Latin name: Salix alba


Family: Salicaceae (Willow Family)



Medicinal use of White Willow:

Justly famous as the original source of salicylic acid (the precursor of aspirin), white willow and several closely related species have been used for thousands of years to relieve joint pain and manage fevers. The bark is anodyne, anti-inflammatory, antiperiodic, antiseptic, astringent, diaphoretic, diuretic, febrifuge, hypnotic, sedative and tonic. It has been used internally in the treatment of dyspepsia connected with debility of the digestive organs, rheumatism, arthritis, gout, inflammatory stages of auto-immune diseases, feverish illnesses, neuralgia and headache. Its tonic and astringent properties render it useful in convalescence from acute diseases, in treating worms, chronic dysentery and diarrhoea. The fresh bark is very bitter and astringent. It contains salicin, which probably decomposes into salicylic acid (closely related to aspirin) in the human body. This is used as an anodyne and febrifuge. The bark is harvested in the spring or early autumn from 3 - 6 year old branches and is dried for later use. The leaves are used internally in the treatment of minor feverish illnesses and colic. An infusion of the leaves has a calming effect and is helpful in the treatment of nervous insomnia. When added to the bath water, the infusion is of real benefit in relieving widespread rheumatism. The leaves can be harvested throughout the growing season and are used fresh or dried.

Description of the plant:



Plant:
Deciduous
Tree

Height:
25 m
(82 feet)

Flovering:
April
to May

Habitat of the herb:

By streams and rivers, marshes, woods and wet fens on richer soils.

Edible parts of White Willow:

Inner bark - raw or cooked. It can be dried, ground into a powder and added to cereal flour then used in making bread etc. A very bitter flavour, especially when fresh, it is used as a famine food when all else fails. Leaves and young shoots - raw or cooked. Not very palatable. They are used only in times of scarcity. The leaves can be used as a tea substitute.

Other uses of the herb:
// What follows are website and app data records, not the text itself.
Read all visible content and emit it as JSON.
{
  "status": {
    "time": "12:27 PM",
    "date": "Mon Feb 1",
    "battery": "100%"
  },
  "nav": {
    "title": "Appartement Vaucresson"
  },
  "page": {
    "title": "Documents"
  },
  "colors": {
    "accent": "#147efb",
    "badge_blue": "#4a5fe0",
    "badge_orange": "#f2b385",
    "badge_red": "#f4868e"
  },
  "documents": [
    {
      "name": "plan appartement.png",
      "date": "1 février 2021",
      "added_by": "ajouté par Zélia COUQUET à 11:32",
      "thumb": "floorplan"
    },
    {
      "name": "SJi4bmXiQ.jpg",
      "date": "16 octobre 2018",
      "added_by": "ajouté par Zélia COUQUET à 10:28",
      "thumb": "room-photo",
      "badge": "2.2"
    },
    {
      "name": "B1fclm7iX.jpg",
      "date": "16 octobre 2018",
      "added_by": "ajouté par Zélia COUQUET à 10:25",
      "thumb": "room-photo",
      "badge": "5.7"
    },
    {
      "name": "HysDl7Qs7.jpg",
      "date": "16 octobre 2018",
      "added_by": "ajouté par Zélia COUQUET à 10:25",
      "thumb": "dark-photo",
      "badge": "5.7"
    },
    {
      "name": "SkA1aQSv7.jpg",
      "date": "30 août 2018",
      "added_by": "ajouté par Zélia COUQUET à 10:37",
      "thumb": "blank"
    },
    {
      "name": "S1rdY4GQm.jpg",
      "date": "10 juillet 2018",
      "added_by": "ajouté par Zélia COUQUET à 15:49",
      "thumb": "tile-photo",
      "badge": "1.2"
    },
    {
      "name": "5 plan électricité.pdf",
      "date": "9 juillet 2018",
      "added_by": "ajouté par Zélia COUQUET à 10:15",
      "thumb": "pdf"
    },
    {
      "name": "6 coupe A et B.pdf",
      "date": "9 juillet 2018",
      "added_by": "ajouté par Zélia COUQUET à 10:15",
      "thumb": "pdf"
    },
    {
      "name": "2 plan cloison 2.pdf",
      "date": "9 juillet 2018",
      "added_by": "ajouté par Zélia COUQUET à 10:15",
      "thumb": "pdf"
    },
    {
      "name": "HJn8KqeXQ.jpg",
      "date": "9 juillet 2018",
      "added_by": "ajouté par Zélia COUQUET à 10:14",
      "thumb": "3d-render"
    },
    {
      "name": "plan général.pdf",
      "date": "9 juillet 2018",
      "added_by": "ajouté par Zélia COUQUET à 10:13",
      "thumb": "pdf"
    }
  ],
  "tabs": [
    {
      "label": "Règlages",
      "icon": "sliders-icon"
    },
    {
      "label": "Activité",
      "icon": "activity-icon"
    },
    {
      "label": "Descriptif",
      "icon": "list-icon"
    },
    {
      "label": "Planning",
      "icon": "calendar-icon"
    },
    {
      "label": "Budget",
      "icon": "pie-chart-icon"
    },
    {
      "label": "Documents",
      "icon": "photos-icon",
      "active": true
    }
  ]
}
The young stems are very flexible and are used in basket making. The plant is usually coppiced annually when grown for basket making, though it is possible to coppice it every two years if thick poles are required as uprights. The bark can be used for tying plants. A fibre obtained from the stems is used in making paper. The stems are harvested in spring or summer, the leaves are removed and the stems steamed until the fibres can be stripped. The fibres are cooked for 2 hours with lye and then beaten with mallets or put through a blender. The paper is red/brown in colour. A fast growing tree and tolerant of maritime exposure, it can be grown as a shelterbelt. The plant's rapid growth and wind tolerance make it a very good pioneer species to use in establishing woodland conditions in difficult sites. Spacing cuttings about every 5 metres will soon provide shelter and a suitable environment for planting out woodland trees that are not so wind tolerant. The main disadvantage in using this species is that the roots are far-ranging and the plant is quite greedy, so it will not as much effect as species such as the alders (Alnus species) in enriching the soil and thus feeding the woodland plants. Wood - elastic, soft, easy to split, does not splinter. Used for construction, turnery, poles, tool handles etc. The wood is also used to make charcoal, which has medicinal uses.

Propagation of White Willow:
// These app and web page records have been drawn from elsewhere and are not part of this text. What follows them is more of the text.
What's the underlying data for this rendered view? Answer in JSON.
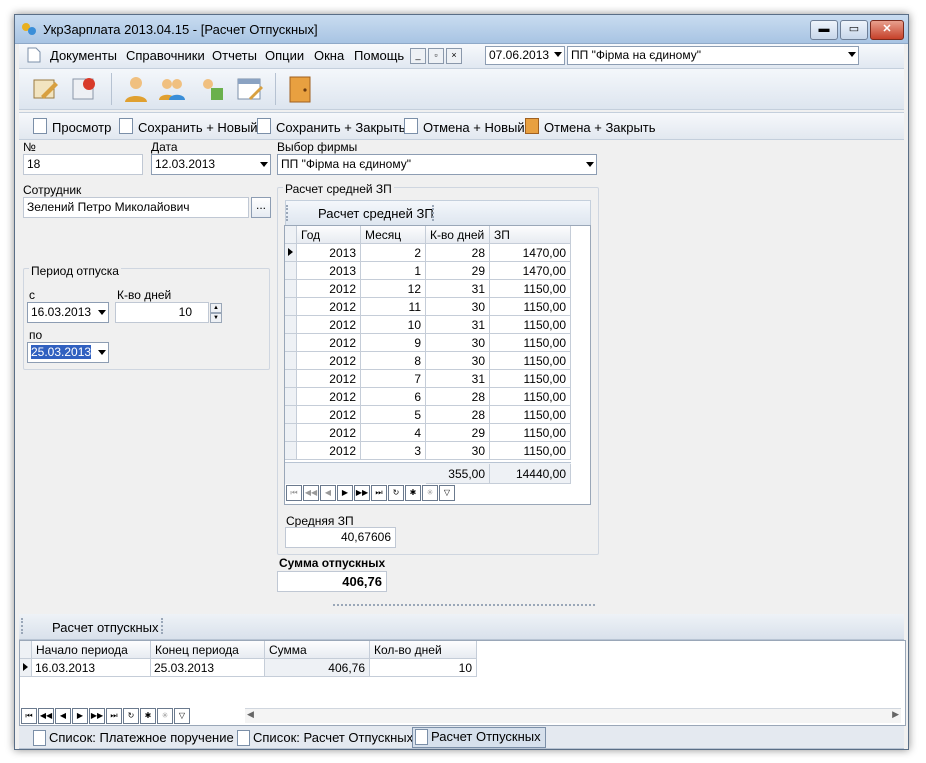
{
  "window": {
    "title": "УкрЗарплата 2013.04.15 - [Расчет Отпускных]"
  },
  "menu": {
    "items": [
      "Документы",
      "Справочники",
      "Отчеты",
      "Опции",
      "Окна",
      "Помощь"
    ],
    "date_value": "07.06.2013",
    "company_value": "ПП \"Фірма на єдиному\""
  },
  "toolbar": {
    "icons": [
      "document-edit-icon",
      "delete-icon",
      "user-icon",
      "users-icon",
      "calc-icon",
      "calendar-icon",
      "exit-icon"
    ]
  },
  "actions": {
    "preview": "Просмотр",
    "save_new": "Сохранить + Новый",
    "save_close": "Сохранить + Закрыть",
    "cancel_new": "Отмена + Новый",
    "cancel_close": "Отмена + Закрыть"
  },
  "form": {
    "number_label": "№",
    "number_value": "18",
    "date_label": "Дата",
    "date_value": "12.03.2013",
    "company_label": "Выбор фирмы",
    "company_value": "ПП \"Фірма на єдиному\"",
    "employee_label": "Сотрудник",
    "employee_value": "Зелений Петро Миколайович",
    "browse_label": "...",
    "vacation_group": "Период отпуска",
    "from_label": "с",
    "from_value": "16.03.2013",
    "days_label": "К-во дней",
    "days_value": "10",
    "to_label": "по",
    "to_value": "25.03.2013"
  },
  "avg": {
    "group_label": "Расчет средней ЗП",
    "tab_label": "Расчет средней ЗП",
    "headers": [
      "Год",
      "Месяц",
      "К-во дней",
      "ЗП"
    ],
    "rows": [
      [
        "2013",
        "2",
        "28",
        "1470,00"
      ],
      [
        "2013",
        "1",
        "29",
        "1470,00"
      ],
      [
        "2012",
        "12",
        "31",
        "1150,00"
      ],
      [
        "2012",
        "11",
        "30",
        "1150,00"
      ],
      [
        "2012",
        "10",
        "31",
        "1150,00"
      ],
      [
        "2012",
        "9",
        "30",
        "1150,00"
      ],
      [
        "2012",
        "8",
        "30",
        "1150,00"
      ],
      [
        "2012",
        "7",
        "31",
        "1150,00"
      ],
      [
        "2012",
        "6",
        "28",
        "1150,00"
      ],
      [
        "2012",
        "5",
        "28",
        "1150,00"
      ],
      [
        "2012",
        "4",
        "29",
        "1150,00"
      ],
      [
        "2012",
        "3",
        "30",
        "1150,00"
      ]
    ],
    "total_days": "355,00",
    "total_sum": "14440,00",
    "avg_label": "Средняя ЗП",
    "avg_value": "40,67606"
  },
  "total": {
    "label": "Сумма отпускных",
    "value": "406,76"
  },
  "bottom": {
    "tab_label": "Расчет отпускных",
    "headers": [
      "Начало периода",
      "Конец периода",
      "Сумма",
      "Кол-во дней"
    ],
    "row": [
      "16.03.2013",
      "25.03.2013",
      "406,76",
      "10"
    ]
  },
  "doc_tabs": [
    "Список: Платежное поручение",
    "Список: Расчет Отпускных",
    "Расчет Отпускных"
  ]
}
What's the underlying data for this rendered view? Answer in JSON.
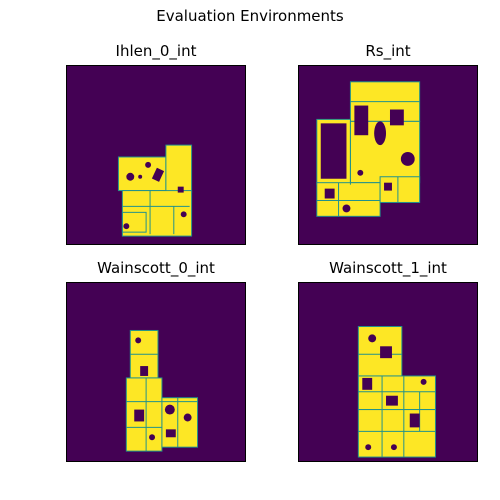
{
  "figure": {
    "title": "Evaluation Environments"
  },
  "colors": {
    "background": "#440154",
    "free_space": "#fde725",
    "boundary": "#21918c",
    "frame": "#000000"
  },
  "panels": [
    {
      "title": "Ihlen_0_int"
    },
    {
      "title": "Rs_int"
    },
    {
      "title": "Wainscott_0_int"
    },
    {
      "title": "Wainscott_1_int"
    }
  ]
}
Seed - must be surface sown as soon as it is ripe in late spring. It has a very short viability, perhaps as little as a few days. Cuttings of mature wood of the current year's growth, November to February in a sheltered outdoor bed or planted straight into their permanent position and given a good weed-suppressing mulch. Branches of older wood as long as 2.5 metres can be used. Very easy. Plant into their permanent positions in the autumn. Cuttings of half-ripe wood, June to August in a frame. Very easy.

Cultivation of the herb:

By streams and rivers, marshes, woods and wet fens on richer soils.

Known hazards of Salix alba:

None known

Plant information taken from the Plants For A Future.